7. Low Refrigerant

Low refrigerant can also cause heat stagnation because the AC relies on efficient refrigerant circulation to move heat out of the air conditioner.

Solutions: The solutions to the various issues vary depending on the nature of each problem. The good news is that most of these issues can easily be solved through DIY, especially through regular maintenance. However, don’t hesitate to contact your HVAC contractor if you encounter tougher challenges.

Portable AC Maintenance Tips 

We’ve mentioned the importance of proper AC maintenance throughout this article. The following are some of the most maintenance tips to help you prevent or address air conditioner exhaust overheating;

  • Clean the condenser coil regularly: You need to clean the portable air conditioner coils (both evaporator coil and condenser coil) regularly to prevent frosting and poor airflow issues. Use a vacuum cleaner to blow away the dust.
  • Keep the fan blades clean: Dirty fan blades with tons of dust increase the likelihood of frost buildup. Additionally, heavy dirt buildup on the fan blades reduces the fan’s capacity to move air, resulting in poor airflow and overheating the exhaust fan.
  • Recharge the refrigerant regularly: Low refrigerant reduces heating efficiency and compromises the disposal of hot air outside the house. This can result in exhaust pipe overheating, among other consequences.
  • Replace old air conditioners: Many portable air conditioners are powerful enough to last at least 23-15 years. However, remember that the unit’s capacity to move air naturally reduces after this point. It may even struggle to compress and pup refrigerant. So, it’s best to know when to replace the unit.

Portable Air Conditioner Exhaust Hose Gets Hot FAQs

Should the Exhaust on an Air Conditioner be Hot?

Yes, the exhaust air coming out of a portable air conditioner is hot. That’s because it contains outbound heat extracted from your rooms. In fact, your AC isn’t working properly if the exhaust air isn’t hot.

How Hot is the portable air conditioner exhaust?

On average, the exhaust air leaving a portable air conditioner is 80°F to 110°F, on average. The exact value depends on many factors, including the air conditioner’s size and how hot it is out there.

Why do air conditioners vent hot air?

Portable air conditioners vent hot air because they extract heat from indoor air.

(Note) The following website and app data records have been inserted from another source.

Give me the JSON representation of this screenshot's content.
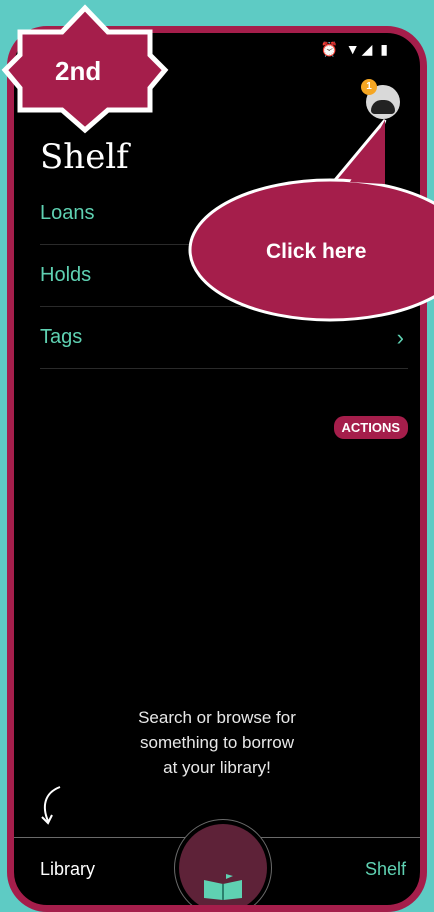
{
  "step_badge": "2nd",
  "callout": "Click here",
  "status_icons": "⏰ ▼◢ ▮",
  "profile": {
    "notification_count": "1"
  },
  "page_title": "Shelf",
  "menu": [
    {
      "label": "Loans",
      "chevron": ""
    },
    {
      "label": "Holds",
      "chevron": ""
    },
    {
      "label": "Tags",
      "chevron": "›"
    }
  ],
  "actions_label": "ACTIONS",
  "empty_message": "Search or browse for\nsomething to borrow\nat your library!",
  "nav": {
    "left_label": "Library",
    "right_label": "Shelf"
  },
  "colors": {
    "accent": "#a51e4b",
    "teal": "#5fd1b2",
    "background": "#5ecbc4"
  }
}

They use refrigerants to remove heat from indoor air. Then the refrigerant carries this heat to the compressor, where compression action forces the heat out of the refrigerant. This heat is then dumped outside the house, resulting in cooler indoor air.

How do you insulate a portable air conditioner exhaust hose?

It’s not too difficult to insulate a portable AC’s exhaust hose if you have thermal tape. First, remove the hose from the AC, stretch it out, and wrap the thermal tape around its entire length. Then reconnect it to the portable AC. 

Can a portable AC cause fire?

Unfortunately, yes. A portable air conditioner can start a fire. However, most AC fires usually result from electric wires rather than an overheated exhaust pipe. Nevertheless, it would help if you were careful.


Unfortunately, a hot AC exhaust hose isn’t too uncommon and can cause panic among homeowners. Our advice is to stop the unit and diagnose the AC immediately if you notice overheating. If it’s not the first time, call a licensed HVAC technician. However, never run the AC without the exhaust hose.